> [Items from a dataset]
=======

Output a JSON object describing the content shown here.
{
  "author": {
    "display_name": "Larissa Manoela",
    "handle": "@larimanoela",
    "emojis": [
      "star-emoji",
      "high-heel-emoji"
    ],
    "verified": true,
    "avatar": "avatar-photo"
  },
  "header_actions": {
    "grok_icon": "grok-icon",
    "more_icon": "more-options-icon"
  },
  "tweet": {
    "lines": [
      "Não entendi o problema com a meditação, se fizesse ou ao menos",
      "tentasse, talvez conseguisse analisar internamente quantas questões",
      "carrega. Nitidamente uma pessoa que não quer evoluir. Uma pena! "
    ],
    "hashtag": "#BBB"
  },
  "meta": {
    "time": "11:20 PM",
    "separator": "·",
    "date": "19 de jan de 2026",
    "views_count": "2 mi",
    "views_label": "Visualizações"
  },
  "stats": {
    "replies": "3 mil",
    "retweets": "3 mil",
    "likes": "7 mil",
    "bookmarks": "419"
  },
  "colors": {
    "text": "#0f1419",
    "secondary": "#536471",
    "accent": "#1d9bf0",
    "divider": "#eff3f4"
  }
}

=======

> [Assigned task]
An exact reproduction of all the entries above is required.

> [Result]
Output a JSON object describing the content shown here.
{
  "author": {
    "display_name": "Larissa Manoela",
    "handle": "@larimanoela",
    "emojis": [
      "star-emoji",
      "high-heel-emoji"
    ],
    "verified": true,
    "avatar": "avatar-photo"
  },
  "header_actions": {
    "grok_icon": "grok-icon",
    "more_icon": "more-options-icon"
  },
  "tweet": {
    "lines": [
      "Não entendi o problema com a meditação, se fizesse ou ao menos",
      "tentasse, talvez conseguisse analisar internamente quantas questões",
      "carrega. Nitidamente uma pessoa que não quer evoluir. Uma pena! "
    ],
    "hashtag": "#BBB"
  },
  "meta": {
    "time": "11:20 PM",
    "separator": "·",
    "date": "19 de jan de 2026",
    "views_count": "2 mi",
    "views_label": "Visualizações"
  },
  "stats": {
    "replies": "3 mil",
    "retweets": "3 mil",
    "likes": "7 mil",
    "bookmarks": "419"
  },
  "colors": {
    "text": "#0f1419",
    "secondary": "#536471",
    "accent": "#1d9bf0",
    "divider": "#eff3f4"
  }
}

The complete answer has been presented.